• **Task statement**
From the data below, copy each line that includes the word "icon".

(Dataset rows describing interfaces)
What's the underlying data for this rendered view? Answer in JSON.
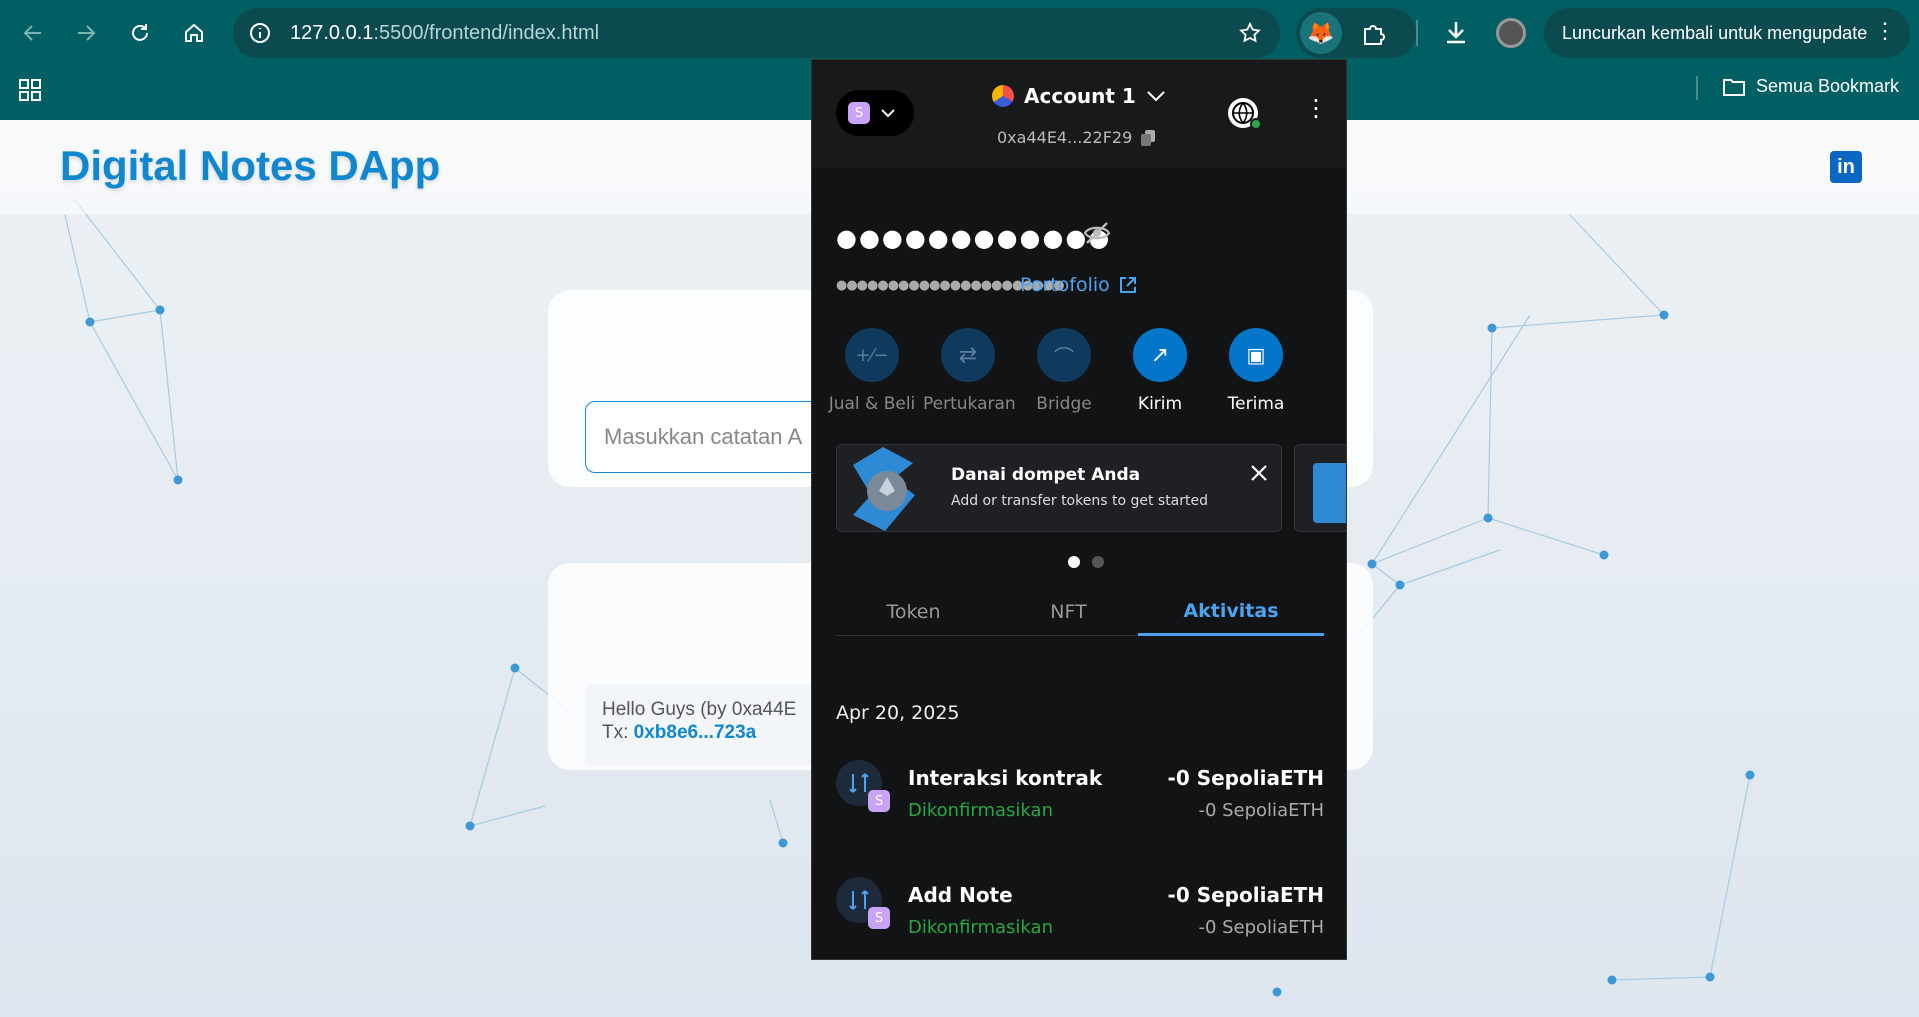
{
  "browser": {
    "url_host": "127.0.0.1",
    "url_rest": ":5500/frontend/index.html",
    "relaunch_label": "Luncurkan kembali untuk mengupdate",
    "bookmarks_label": "Semua Bookmark"
  },
  "page": {
    "title": "Digital Notes DApp",
    "note_placeholder": "Masukkan catatan A",
    "note_text": "Hello Guys (by 0xa44E",
    "note_tx_label": "Tx: ",
    "note_tx_hash": "0xb8e6...723a"
  },
  "metamask": {
    "network_badge": "S",
    "account_name": "Account 1",
    "account_address": "0xa44E4...22F29",
    "balance_hidden": "●●●●●●●●●●●●",
    "small_hidden": "●●●●●●●●●●●●●●●●●●●●●●",
    "portfolio_label": "Portofolio",
    "actions": [
      {
        "label": "Jual & Beli"
      },
      {
        "label": "Pertukaran"
      },
      {
        "label": "Bridge"
      },
      {
        "label": "Kirim"
      },
      {
        "label": "Terima"
      }
    ],
    "banner": {
      "title": "Danai dompet Anda",
      "subtitle": "Add or transfer tokens to get started"
    },
    "tabs": [
      "Token",
      "NFT",
      "Aktivitas"
    ],
    "active_tab": "Aktivitas",
    "activity_date": "Apr 20, 2025",
    "transactions": [
      {
        "title": "Interaksi kontrak",
        "status": "Dikonfirmasikan",
        "amount": "-0 SepoliaETH",
        "amount2": "-0 SepoliaETH"
      },
      {
        "title": "Add Note",
        "status": "Dikonfirmasikan",
        "amount": "-0 SepoliaETH",
        "amount2": "-0 SepoliaETH"
      }
    ]
  },
  "colors": {
    "chrome": "#005f63",
    "accent": "#1187cf",
    "mm_bg": "#121314",
    "mm_blue": "#4ba3f2",
    "confirmed": "#28a745"
  }
}
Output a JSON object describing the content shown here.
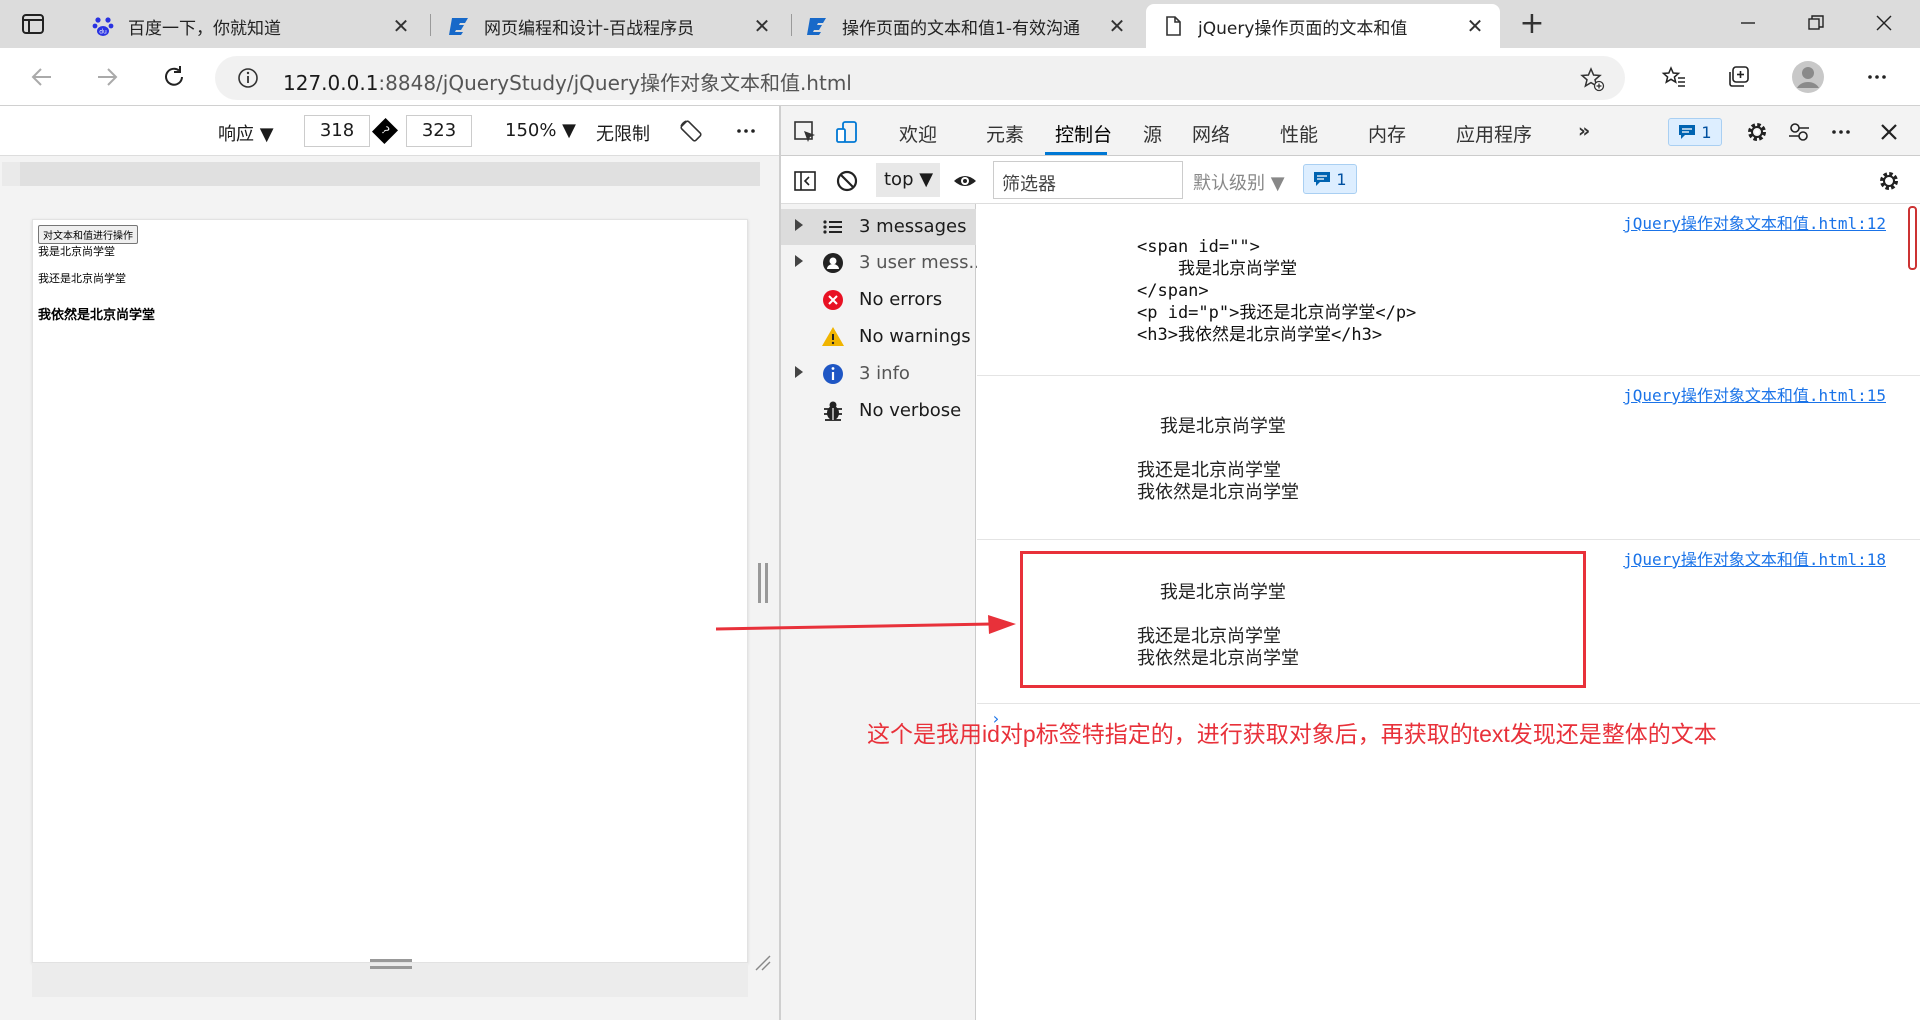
{
  "browser": {
    "tabs": [
      {
        "title": "百度一下，你就知道",
        "icon": "baidu-paw-icon",
        "active": false
      },
      {
        "title": "网页编程和设计-百战程序员",
        "icon": "bz-logo-icon",
        "active": false
      },
      {
        "title": "操作页面的文本和值1-有效沟通",
        "icon": "bz-logo-icon",
        "active": false
      },
      {
        "title": "jQuery操作页面的文本和值",
        "icon": "page-icon",
        "active": true
      }
    ],
    "new_tab": "+",
    "url_host": "127.0.0.1",
    "url_rest": ":8848/jQueryStudy/jQuery操作对象文本和值.html"
  },
  "emulation": {
    "mode": "响应 ▼",
    "width": "318",
    "height": "323",
    "zoom": "150% ▼",
    "throttle": "无限制"
  },
  "page": {
    "button_label": "对文本和值进行操作",
    "span_text": "我是北京尚学堂",
    "p_text": "我还是北京尚学堂",
    "h3_text": "我依然是北京尚学堂"
  },
  "devtools": {
    "tabs": [
      "欢迎",
      "元素",
      "控制台",
      "源",
      "网络",
      "性能",
      "内存",
      "应用程序"
    ],
    "active_tab": "控制台",
    "more": "»",
    "issues_count": "1"
  },
  "console_toolbar": {
    "context": "top ▼",
    "filter_placeholder": "筛选器",
    "level": "默认级别 ▼",
    "issues_count": "1"
  },
  "sidebar": {
    "items": [
      {
        "label": "3 messages",
        "icon": "list-icon",
        "expandable": true,
        "selected": true
      },
      {
        "label": "3 user mess...",
        "icon": "user-icon",
        "expandable": true,
        "selected": false
      },
      {
        "label": "No errors",
        "icon": "error-icon",
        "expandable": false,
        "selected": false
      },
      {
        "label": "No warnings",
        "icon": "warning-icon",
        "expandable": false,
        "selected": false
      },
      {
        "label": "3 info",
        "icon": "info-icon",
        "expandable": true,
        "selected": false
      },
      {
        "label": "No verbose",
        "icon": "bug-icon",
        "expandable": false,
        "selected": false
      }
    ]
  },
  "console": {
    "messages": [
      {
        "source": "jQuery操作对象文本和值.html:12",
        "text": "<span id=\"\">\n    我是北京尚学堂\n</span>\n<p id=\"p\">我还是北京尚学堂</p>\n<h3>我依然是北京尚学堂</h3>"
      },
      {
        "source": "jQuery操作对象文本和值.html:15",
        "text": "    我是北京尚学堂\n\n我还是北京尚学堂\n我依然是北京尚学堂"
      },
      {
        "source": "jQuery操作对象文本和值.html:18",
        "text": "    我是北京尚学堂\n\n我还是北京尚学堂\n我依然是北京尚学堂"
      }
    ],
    "prompt": "›"
  },
  "annotation": {
    "text": "这个是我用id对p标签特指定的，进行获取对象后，再获取的text发现还是整体的文本",
    "color": "#e8313a"
  },
  "colors": {
    "accent": "#0078d4",
    "link": "#1a73e8",
    "annotation_red": "#e8313a"
  }
}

• **Output for this exercise**
        "icon": "baidu-paw-icon",
        "icon": "bz-logo-icon",
        "icon": "bz-logo-icon",
        "icon": "page-icon",
        "icon": "list-icon",
        "icon": "user-icon",
        "icon": "error-icon",
        "icon": "warning-icon",
        "icon": "info-icon",
        "icon": "bug-icon",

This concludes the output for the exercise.